• Assigned task: Each line below must be written out exactly as shown.

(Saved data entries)
_ _ _ _ _
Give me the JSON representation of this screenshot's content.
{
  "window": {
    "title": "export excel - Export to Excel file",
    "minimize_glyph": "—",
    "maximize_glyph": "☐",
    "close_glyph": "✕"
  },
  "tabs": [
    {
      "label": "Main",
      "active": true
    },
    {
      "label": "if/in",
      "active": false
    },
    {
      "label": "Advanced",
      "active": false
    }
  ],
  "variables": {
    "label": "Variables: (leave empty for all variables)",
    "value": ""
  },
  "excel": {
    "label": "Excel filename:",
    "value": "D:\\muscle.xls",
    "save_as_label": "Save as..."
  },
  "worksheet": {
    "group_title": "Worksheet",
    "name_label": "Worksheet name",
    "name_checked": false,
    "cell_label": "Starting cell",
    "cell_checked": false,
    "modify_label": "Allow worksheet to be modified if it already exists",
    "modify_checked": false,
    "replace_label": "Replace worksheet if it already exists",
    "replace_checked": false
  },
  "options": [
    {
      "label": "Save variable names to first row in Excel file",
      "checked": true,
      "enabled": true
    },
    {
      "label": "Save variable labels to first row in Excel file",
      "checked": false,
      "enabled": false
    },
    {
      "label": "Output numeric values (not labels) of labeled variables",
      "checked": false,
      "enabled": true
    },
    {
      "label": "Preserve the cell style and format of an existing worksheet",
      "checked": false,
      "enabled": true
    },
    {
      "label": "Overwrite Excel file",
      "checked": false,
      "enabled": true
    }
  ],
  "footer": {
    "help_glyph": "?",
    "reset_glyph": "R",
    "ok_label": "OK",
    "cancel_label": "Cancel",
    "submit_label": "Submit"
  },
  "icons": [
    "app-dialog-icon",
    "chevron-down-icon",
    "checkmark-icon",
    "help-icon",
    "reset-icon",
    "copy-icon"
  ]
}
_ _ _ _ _
• Solution:
Give me the JSON representation of this screenshot's content.
{
  "window": {
    "title": "export excel - Export to Excel file",
    "minimize_glyph": "—",
    "maximize_glyph": "☐",
    "close_glyph": "✕"
  },
  "tabs": [
    {
      "label": "Main",
      "active": true
    },
    {
      "label": "if/in",
      "active": false
    },
    {
      "label": "Advanced",
      "active": false
    }
  ],
  "variables": {
    "label": "Variables: (leave empty for all variables)",
    "value": ""
  },
  "excel": {
    "label": "Excel filename:",
    "value": "D:\\muscle.xls",
    "save_as_label": "Save as..."
  },
  "worksheet": {
    "group_title": "Worksheet",
    "name_label": "Worksheet name",
    "name_checked": false,
    "cell_label": "Starting cell",
    "cell_checked": false,
    "modify_label": "Allow worksheet to be modified if it already exists",
    "modify_checked": false,
    "replace_label": "Replace worksheet if it already exists",
    "replace_checked": false
  },
  "options": [
    {
      "label": "Save variable names to first row in Excel file",
      "checked": true,
      "enabled": true
    },
    {
      "label": "Save variable labels to first row in Excel file",
      "checked": false,
      "enabled": false
    },
    {
      "label": "Output numeric values (not labels) of labeled variables",
      "checked": false,
      "enabled": true
    },
    {
      "label": "Preserve the cell style and format of an existing worksheet",
      "checked": false,
      "enabled": true
    },
    {
      "label": "Overwrite Excel file",
      "checked": false,
      "enabled": true
    }
  ],
  "footer": {
    "help_glyph": "?",
    "reset_glyph": "R",
    "ok_label": "OK",
    "cancel_label": "Cancel",
    "submit_label": "Submit"
  },
  "icons": [
    "app-dialog-icon",
    "chevron-down-icon",
    "checkmark-icon",
    "help-icon",
    "reset-icon",
    "copy-icon"
  ]
}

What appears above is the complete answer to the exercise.